[What you are asked to do]:
Please keep the images out and set down the data exactly as given.
*** Opening of Records shown ***
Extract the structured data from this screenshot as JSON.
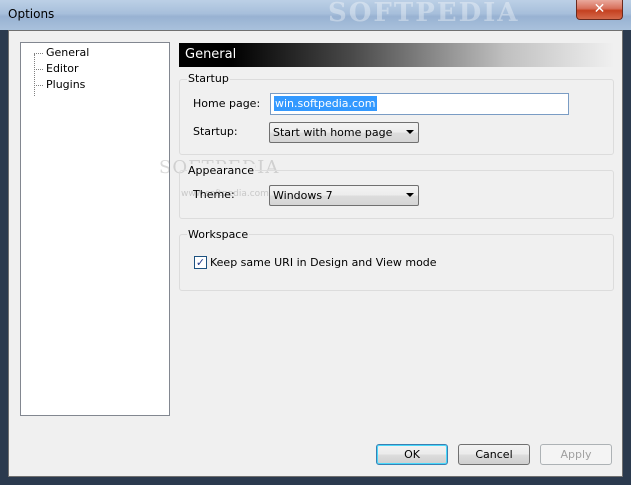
{
  "window": {
    "title": "Options",
    "watermark": "SOFTPEDIA",
    "close_symbol": "✕"
  },
  "tree": {
    "items": [
      {
        "label": "General"
      },
      {
        "label": "Editor"
      },
      {
        "label": "Plugins"
      }
    ]
  },
  "section": {
    "title": "General"
  },
  "startup": {
    "group_label": "Startup",
    "home_page_label": "Home page:",
    "home_page_value": "win.softpedia.com",
    "startup_label": "Startup:",
    "startup_value": "Start with home page"
  },
  "appearance": {
    "group_label": "Appearance",
    "theme_label": "Theme:",
    "theme_value": "Windows 7",
    "watermark": "SOFTPEDIA",
    "watermark_small": "www.softpedia.com"
  },
  "workspace": {
    "group_label": "Workspace",
    "keep_uri_label": "Keep same URI in Design and View mode",
    "keep_uri_checked": true,
    "check_mark": "✓"
  },
  "buttons": {
    "ok": "OK",
    "cancel": "Cancel",
    "apply": "Apply"
  },
  "colors": {
    "selection": "#3399ff",
    "textbox_border": "#7a9cc4",
    "close_button": "#c4401f"
  }
}
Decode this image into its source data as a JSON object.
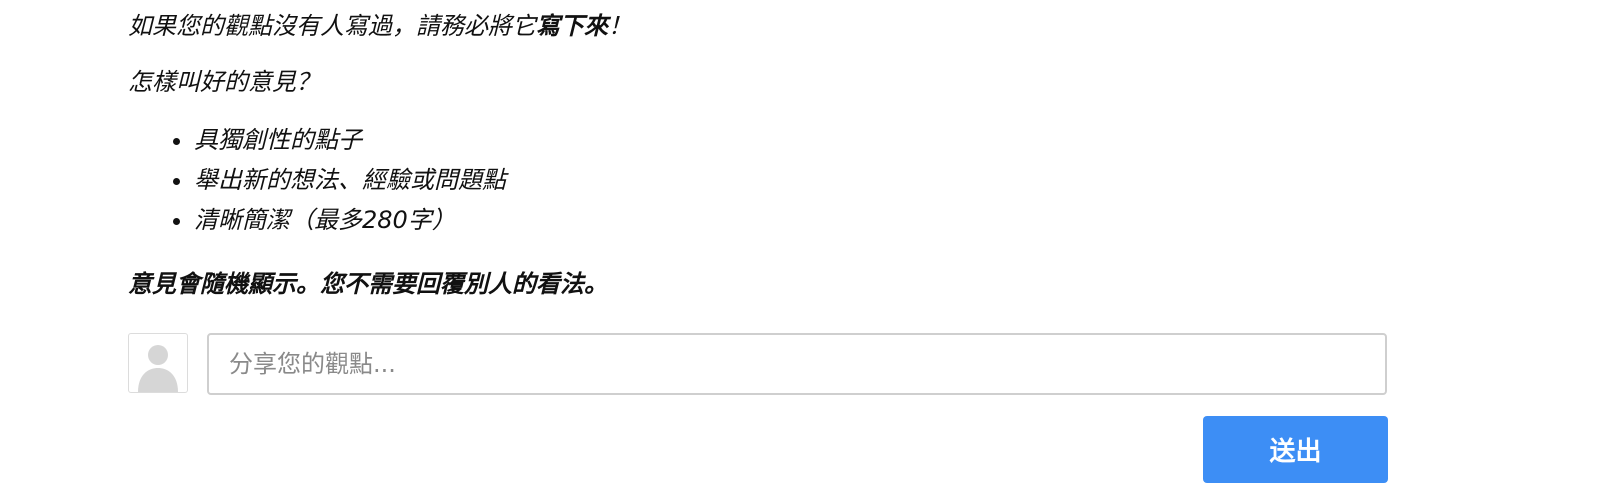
{
  "intro": {
    "prefix": "如果您的觀點沒有人寫過，請務必將它",
    "emphasis": "寫下來",
    "suffix": "！"
  },
  "question": "怎樣叫好的意見？",
  "points": [
    "具獨創性的點子",
    "舉出新的想法、經驗或問題點",
    "清晰簡潔（最多280字）"
  ],
  "note": "意見會隨機顯示。您不需要回覆別人的看法。",
  "composer": {
    "avatar_icon": "user-silhouette-icon",
    "placeholder": "分享您的觀點...",
    "value": "",
    "submit_label": "送出"
  },
  "colors": {
    "accent": "#3d8ef5",
    "border": "#cfcfcf",
    "avatar_fill": "#d6d6d6"
  }
}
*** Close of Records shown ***
[Written reply]:
Extract the structured data from this screenshot as JSON.
{
  "window": {
    "title": "Options",
    "watermark": "SOFTPEDIA",
    "close_symbol": "✕"
  },
  "tree": {
    "items": [
      {
        "label": "General"
      },
      {
        "label": "Editor"
      },
      {
        "label": "Plugins"
      }
    ]
  },
  "section": {
    "title": "General"
  },
  "startup": {
    "group_label": "Startup",
    "home_page_label": "Home page:",
    "home_page_value": "win.softpedia.com",
    "startup_label": "Startup:",
    "startup_value": "Start with home page"
  },
  "appearance": {
    "group_label": "Appearance",
    "theme_label": "Theme:",
    "theme_value": "Windows 7",
    "watermark": "SOFTPEDIA",
    "watermark_small": "www.softpedia.com"
  },
  "workspace": {
    "group_label": "Workspace",
    "keep_uri_label": "Keep same URI in Design and View mode",
    "keep_uri_checked": true,
    "check_mark": "✓"
  },
  "buttons": {
    "ok": "OK",
    "cancel": "Cancel",
    "apply": "Apply"
  },
  "colors": {
    "selection": "#3399ff",
    "textbox_border": "#7a9cc4",
    "close_button": "#c4401f"
  }
}
Decode this image into its source data as a JSON object.
{
  "intro": {
    "prefix": "如果您的觀點沒有人寫過，請務必將它",
    "emphasis": "寫下來",
    "suffix": "！"
  },
  "question": "怎樣叫好的意見？",
  "points": [
    "具獨創性的點子",
    "舉出新的想法、經驗或問題點",
    "清晰簡潔（最多280字）"
  ],
  "note": "意見會隨機顯示。您不需要回覆別人的看法。",
  "composer": {
    "avatar_icon": "user-silhouette-icon",
    "placeholder": "分享您的觀點...",
    "value": "",
    "submit_label": "送出"
  },
  "colors": {
    "accent": "#3d8ef5",
    "border": "#cfcfcf",
    "avatar_fill": "#d6d6d6"
  }
}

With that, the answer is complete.